2x the work code is a compleatly different beast to RCD and in my oppinion it is far less up to date than than RCD for recreational craft as it seems that there are no stability Tests or notified body involvments for a work boats under 12 mtrs.!

And therefore there is no need for a present work boat to have gz curves and downflooding angles,although there is a healing test,Damage test,boyancie test and freebord test and loads of other stuff for lifting devices that make it very dificult to get a decent range from a small rib/boat and you cant use it potentially for recreational use unless it is CE marked unless built before 1998.

3x advice on getting it coded.This in my opinion should be done now as there is the ongoing discussions as to when the Stability test will be introduced for work boats ,and all this is happening as we speake, and untill I get more imformation I dont know when it will be happening or come into force.So make hay while you can,and get a duel passport?
Im presuming one day it will of just of happend,I Will up date you as soon as Im aware.or imformed of that date.This is a mine field at present,with Harmonisation of codes ect.

The bottomline is that if you have a recreational rib with a cat B sticker on it you have a real chance of doing offhore work boat stuff in the future as it has already been stability standard tested so it may be a lot easier and cheaper to get MCA codeing as it conformes to existing stability criteria iso 12217 if the rib is over 8 mtrs.

If you own a work boat designed and billed as a work boat and want to use it recreationaly then you may have problems.

That is my spin on this one today.As its changing all the time.

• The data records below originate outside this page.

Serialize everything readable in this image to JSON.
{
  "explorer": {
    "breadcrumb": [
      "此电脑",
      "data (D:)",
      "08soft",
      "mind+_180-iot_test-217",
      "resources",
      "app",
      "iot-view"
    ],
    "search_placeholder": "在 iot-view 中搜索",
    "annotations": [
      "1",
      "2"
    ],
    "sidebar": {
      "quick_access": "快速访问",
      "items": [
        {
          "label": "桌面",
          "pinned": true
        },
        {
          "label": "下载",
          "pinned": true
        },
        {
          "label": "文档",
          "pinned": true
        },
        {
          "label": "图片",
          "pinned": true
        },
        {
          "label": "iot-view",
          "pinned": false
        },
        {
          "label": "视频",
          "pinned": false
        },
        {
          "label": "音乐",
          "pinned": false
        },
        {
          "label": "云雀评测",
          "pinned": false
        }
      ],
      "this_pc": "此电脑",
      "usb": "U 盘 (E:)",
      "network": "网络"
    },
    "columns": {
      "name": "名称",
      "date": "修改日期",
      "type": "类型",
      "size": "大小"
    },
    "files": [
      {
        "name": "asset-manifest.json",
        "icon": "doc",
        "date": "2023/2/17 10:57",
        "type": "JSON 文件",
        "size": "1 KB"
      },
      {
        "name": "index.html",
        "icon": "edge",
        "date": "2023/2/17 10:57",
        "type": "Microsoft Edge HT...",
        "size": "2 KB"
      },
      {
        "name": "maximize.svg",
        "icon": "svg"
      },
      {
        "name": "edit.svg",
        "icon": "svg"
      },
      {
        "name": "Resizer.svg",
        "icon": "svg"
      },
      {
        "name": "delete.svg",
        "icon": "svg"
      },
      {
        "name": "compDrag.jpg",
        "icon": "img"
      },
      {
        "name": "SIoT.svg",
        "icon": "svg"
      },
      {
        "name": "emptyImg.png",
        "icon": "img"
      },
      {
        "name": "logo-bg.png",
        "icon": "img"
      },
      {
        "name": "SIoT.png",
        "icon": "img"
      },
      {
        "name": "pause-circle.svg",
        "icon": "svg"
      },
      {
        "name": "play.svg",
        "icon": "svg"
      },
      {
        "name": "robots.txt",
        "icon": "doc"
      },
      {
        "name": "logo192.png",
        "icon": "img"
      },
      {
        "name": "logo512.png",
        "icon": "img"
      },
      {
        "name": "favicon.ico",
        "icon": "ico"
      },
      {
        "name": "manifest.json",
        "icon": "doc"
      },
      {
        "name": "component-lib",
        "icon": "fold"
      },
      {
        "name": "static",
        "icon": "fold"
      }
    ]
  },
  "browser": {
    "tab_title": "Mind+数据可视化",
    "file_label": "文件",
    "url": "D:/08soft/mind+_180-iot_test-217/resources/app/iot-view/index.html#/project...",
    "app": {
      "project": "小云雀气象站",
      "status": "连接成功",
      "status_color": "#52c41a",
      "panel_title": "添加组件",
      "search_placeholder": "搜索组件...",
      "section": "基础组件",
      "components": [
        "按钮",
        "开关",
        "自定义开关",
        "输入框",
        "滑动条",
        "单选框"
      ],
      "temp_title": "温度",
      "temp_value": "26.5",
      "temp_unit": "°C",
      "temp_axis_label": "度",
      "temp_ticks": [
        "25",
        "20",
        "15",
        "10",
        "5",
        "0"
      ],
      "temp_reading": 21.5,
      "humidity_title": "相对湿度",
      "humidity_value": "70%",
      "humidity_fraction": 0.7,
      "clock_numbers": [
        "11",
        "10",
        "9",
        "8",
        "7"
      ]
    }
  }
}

Its a nightmare all this stuff and m brain hurts
Good luck all of you.
.
__________________
www.eurocommuter.com
crazyhorse is offline   Reply With Quote
Old 17 January 2003, 12:32   #20
Member
 
Country: UK - England
Town: Oxford
Make: Ribtec, Ballistic, C
Engine: 40hp 4 strokes - twi
Join Date: Apr 2002
Posts: 309
Interesting. Thanks crazyhorse this is very usefull. I will read it slowly and try to get my head around it. will prob just about understand it when the changes come in.

thanks again
__________________

__________________
dgpw is offline   Reply With Quote
Reply

Thread Tools Search this Thread
Search this Thread:

Advanced Search

Posting Rules
You may not post new threads
You may not post replies
You may not post attachments
You may not edit your posts

BB code is On
Smilies are On
[IMG] code is On
HTML code is Off
Trackbacks are Off
Pingbacks are Off
Refbacks are Off





Copyright 2002- Social Knowledge, LLC All Rights Reserved.

All times are GMT -5. The time now is 08:45.


Powered by vBulletin® Version 3.8.8 Beta 1
Copyright ©2000 - 2017, vBulletin Solutions, Inc.